• _The records_:
- Opening Delimiter -

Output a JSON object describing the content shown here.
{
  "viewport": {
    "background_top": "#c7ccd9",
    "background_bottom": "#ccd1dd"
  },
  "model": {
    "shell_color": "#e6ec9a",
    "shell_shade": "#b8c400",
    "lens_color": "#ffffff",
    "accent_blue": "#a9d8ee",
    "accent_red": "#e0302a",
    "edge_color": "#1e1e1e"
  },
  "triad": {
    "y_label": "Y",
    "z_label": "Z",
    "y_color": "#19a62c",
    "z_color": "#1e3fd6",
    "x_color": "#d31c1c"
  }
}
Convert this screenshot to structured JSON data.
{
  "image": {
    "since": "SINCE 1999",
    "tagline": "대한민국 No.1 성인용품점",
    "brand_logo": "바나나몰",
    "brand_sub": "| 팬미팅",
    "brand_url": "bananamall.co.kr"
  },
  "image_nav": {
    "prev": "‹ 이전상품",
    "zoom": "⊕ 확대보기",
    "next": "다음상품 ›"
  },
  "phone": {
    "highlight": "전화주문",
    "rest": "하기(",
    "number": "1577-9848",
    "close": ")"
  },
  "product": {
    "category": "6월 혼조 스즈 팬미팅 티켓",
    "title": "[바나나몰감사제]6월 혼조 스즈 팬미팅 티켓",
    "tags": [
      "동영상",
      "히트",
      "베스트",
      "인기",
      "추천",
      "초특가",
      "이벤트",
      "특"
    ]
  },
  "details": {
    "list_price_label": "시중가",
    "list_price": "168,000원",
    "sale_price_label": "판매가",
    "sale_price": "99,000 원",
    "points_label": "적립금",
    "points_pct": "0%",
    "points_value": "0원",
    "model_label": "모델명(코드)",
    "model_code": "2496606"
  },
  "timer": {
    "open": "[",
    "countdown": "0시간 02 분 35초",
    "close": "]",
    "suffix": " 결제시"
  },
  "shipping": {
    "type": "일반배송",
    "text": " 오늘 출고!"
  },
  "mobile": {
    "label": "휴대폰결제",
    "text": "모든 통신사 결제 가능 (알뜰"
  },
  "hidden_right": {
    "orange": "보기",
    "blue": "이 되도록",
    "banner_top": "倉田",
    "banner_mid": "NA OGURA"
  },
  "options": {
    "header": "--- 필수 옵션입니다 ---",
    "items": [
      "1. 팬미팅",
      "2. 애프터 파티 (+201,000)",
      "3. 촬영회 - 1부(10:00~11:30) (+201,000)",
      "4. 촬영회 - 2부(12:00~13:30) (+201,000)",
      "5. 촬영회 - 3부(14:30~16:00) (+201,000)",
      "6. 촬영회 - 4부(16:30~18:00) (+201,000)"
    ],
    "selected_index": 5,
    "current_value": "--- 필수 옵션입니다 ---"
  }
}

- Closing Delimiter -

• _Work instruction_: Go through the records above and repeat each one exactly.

• _Written response_:
Output a JSON object describing the content shown here.
{
  "viewport": {
    "background_top": "#c7ccd9",
    "background_bottom": "#ccd1dd"
  },
  "model": {
    "shell_color": "#e6ec9a",
    "shell_shade": "#b8c400",
    "lens_color": "#ffffff",
    "accent_blue": "#a9d8ee",
    "accent_red": "#e0302a",
    "edge_color": "#1e1e1e"
  },
  "triad": {
    "y_label": "Y",
    "z_label": "Z",
    "y_color": "#19a62c",
    "z_color": "#1e3fd6",
    "x_color": "#d31c1c"
  }
}
Convert this screenshot to structured JSON data.
{
  "image": {
    "since": "SINCE 1999",
    "tagline": "대한민국 No.1 성인용품점",
    "brand_logo": "바나나몰",
    "brand_sub": "| 팬미팅",
    "brand_url": "bananamall.co.kr"
  },
  "image_nav": {
    "prev": "‹ 이전상품",
    "zoom": "⊕ 확대보기",
    "next": "다음상품 ›"
  },
  "phone": {
    "highlight": "전화주문",
    "rest": "하기(",
    "number": "1577-9848",
    "close": ")"
  },
  "product": {
    "category": "6월 혼조 스즈 팬미팅 티켓",
    "title": "[바나나몰감사제]6월 혼조 스즈 팬미팅 티켓",
    "tags": [
      "동영상",
      "히트",
      "베스트",
      "인기",
      "추천",
      "초특가",
      "이벤트",
      "특"
    ]
  },
  "details": {
    "list_price_label": "시중가",
    "list_price": "168,000원",
    "sale_price_label": "판매가",
    "sale_price": "99,000 원",
    "points_label": "적립금",
    "points_pct": "0%",
    "points_value": "0원",
    "model_label": "모델명(코드)",
    "model_code": "2496606"
  },
  "timer": {
    "open": "[",
    "countdown": "0시간 02 분 35초",
    "close": "]",
    "suffix": " 결제시"
  },
  "shipping": {
    "type": "일반배송",
    "text": " 오늘 출고!"
  },
  "mobile": {
    "label": "휴대폰결제",
    "text": "모든 통신사 결제 가능 (알뜰"
  },
  "hidden_right": {
    "orange": "보기",
    "blue": "이 되도록",
    "banner_top": "倉田",
    "banner_mid": "NA OGURA"
  },
  "options": {
    "header": "--- 필수 옵션입니다 ---",
    "items": [
      "1. 팬미팅",
      "2. 애프터 파티 (+201,000)",
      "3. 촬영회 - 1부(10:00~11:30) (+201,000)",
      "4. 촬영회 - 2부(12:00~13:30) (+201,000)",
      "5. 촬영회 - 3부(14:30~16:00) (+201,000)",
      "6. 촬영회 - 4부(16:30~18:00) (+201,000)"
    ],
    "selected_index": 5,
    "current_value": "--- 필수 옵션입니다 ---"
  }
}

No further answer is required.